Martin Luther, d. 1946
Whenever the true message of the cross is abolished, the anger of hypocrites and heretics ceases.. and all things are in peace. This is a sure token that the devil is guarding the entry to the house, and that the PURE doctrine of God's Word has been taken away. The Church then, is in the BEST state, when Satan assaileth it on every side ... both with subtle sleights, and outright violence. And likewise it is in the WORST state when it is most at peace. (unknown)
Philip Melancthon (Martin Luther's best friend and protegé), c. 1650
Philip Schaff, 1882
One man with truth on his side is stronger than a majority in error, and will conquer in the end. (History of the Christian Church, Vol. VII, ch. 3, sec. 56)
Paul S. Rees, d. 1991
To be where God is quietly talked about seems a lovely thing. But to be where God really grips us is a risky matter. As long as a Living God is about and given any chance at all, it will be found dangerous to be in His presence. Dangerous, that is, to everything that is more to our liking than it is to His. (unknown)
Leonard Ravenhill, d. 1994
The early church was married to poverty, prisons and persecutions. Today, the church is married to prosperity, personality, and popularity. (unknown)
E. Glenn Hinson, 1996
This quote assigns Daniel and the "three children" thrown into the furnace as belonging to the Maccabean era. I don't think many Christians would concede this, but the dating of the book of Daniel is not an area I have studied well.

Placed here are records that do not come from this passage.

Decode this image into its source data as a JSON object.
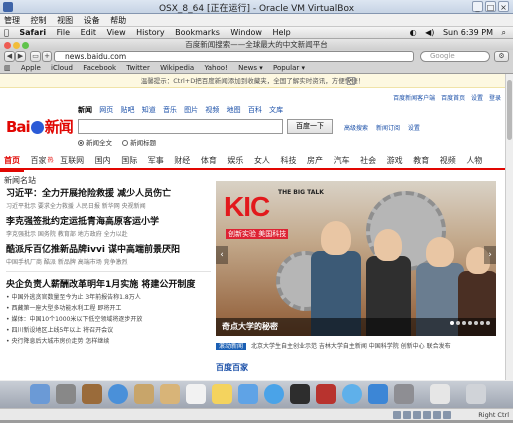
{
  "vbox": {
    "title": "OSX_8_64 [正在运行] - Oracle VM VirtualBox",
    "menu": [
      "管理",
      "控制",
      "视图",
      "设备",
      "帮助"
    ],
    "host_key": "Right Ctrl"
  },
  "macbar": {
    "app": "Safari",
    "menu": [
      "File",
      "Edit",
      "View",
      "History",
      "Bookmarks",
      "Window",
      "Help"
    ],
    "clock": "Sun 6:39 PM"
  },
  "safari": {
    "title": "百度新闻搜索——全球最大的中文新闻平台",
    "url": "news.baidu.com",
    "search_placeholder": "Google",
    "bookmarks": [
      "Apple",
      "iCloud",
      "Facebook",
      "Twitter",
      "Wikipedia",
      "Yahoo!",
      "News ▾",
      "Popular ▾"
    ]
  },
  "page": {
    "notice": "温馨提示：Ctrl+D把百度新闻添加到收藏夹，全国了解实时资讯，方便快捷！",
    "toplinks": [
      "百度新闻客户端",
      "百度首页",
      "设置",
      "登录"
    ],
    "search": {
      "tabs": [
        "新闻",
        "网页",
        "贴吧",
        "知道",
        "音乐",
        "图片",
        "视频",
        "地图",
        "百科",
        "文库"
      ],
      "button": "百度一下",
      "links": [
        "高级搜索",
        "新闻订阅",
        "设置"
      ],
      "opt1": "新闻全文",
      "opt2": "新闻标题"
    },
    "nav": [
      "首页",
      "百家",
      "互联网",
      "国内",
      "国际",
      "军事",
      "财经",
      "体育",
      "娱乐",
      "女人",
      "科技",
      "房产",
      "汽车",
      "社会",
      "游戏",
      "教育",
      "视频",
      "人物",
      "新闻名站"
    ],
    "nav_hot": "热",
    "news": [
      {
        "h": "习近平：全力开展抢险救援 减少人员伤亡",
        "s": "习近平批示 要求全力救援 人民日报 新华网 央视新闻"
      },
      {
        "h": "李克强签批约定运抵青海高原客运小学",
        "s": "李克强批示 国务院 教育部 地方政府 全力以赴"
      },
      {
        "h": "酷派斥百亿推新品牌ivvi 谋中高端前景厌阳",
        "s": "中国手机厂商 酷派 新品牌 高端市场 竞争激烈"
      },
      {
        "h": "央企负责人薪酬改革明年1月实施 将建公开制度",
        "s": ""
      }
    ],
    "list": [
      "中国外逃贪官数量至今为止 3年前报告称1.8万人",
      "西藏第一座大型多功能水利工程 即将开工",
      "媒体：中国10个1000米以下低空领域将逐步开放",
      "四川新设地区上线5年以上 将召开会议",
      "央行降息后大城市房价走势 怎样继续"
    ],
    "banner": {
      "brand": "KIC",
      "brand_sub": "THE BIG TALK",
      "tagline": "创新实验 美国科技",
      "caption": "奇点大学的秘密"
    },
    "live_tag": "滚动新闻",
    "live_text": "北京大学生自主创业示范 吉林大学自主新闻 中国科学院 创新中心 联合发布",
    "bottom": "百度百家"
  }
}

The steadfastness of large numbers of Christians in persecution is in itself an interesting phenomenon that has received several explanations. Some scholars have pointed to analogous accounts of Greek and Roman heroes, but the analogies break down when motives are closely examined. Others have emphasized instead the conditioning process that converts went through in the catechumenate that prepared them for such opposition. Although this would offer a partial explanation, it too overlooks the deeper theological perspective out of which the martyrs themselves acted. The martyrs belonged to the lineage of Jewish martyrs and inherited from Judaism the idea of martyrdom as personal witness to the truth of their faith over against heathendom, the hope of personal resurrection and vengeance on apostates and persecutors in the hereafter, and the view that the true oppressors were not earthly powers but cosmic and demonic ones. It was not by chance that pictures of Daniel among the lions and the three "children" in the fiery furnace turned up frequently in the catacombs, for the stories of the Maccabean era fed the Christian faithful just as they had fed the Jewish people. (The Early Church. [Abingdon Press: Nashville] 1996. p. 73)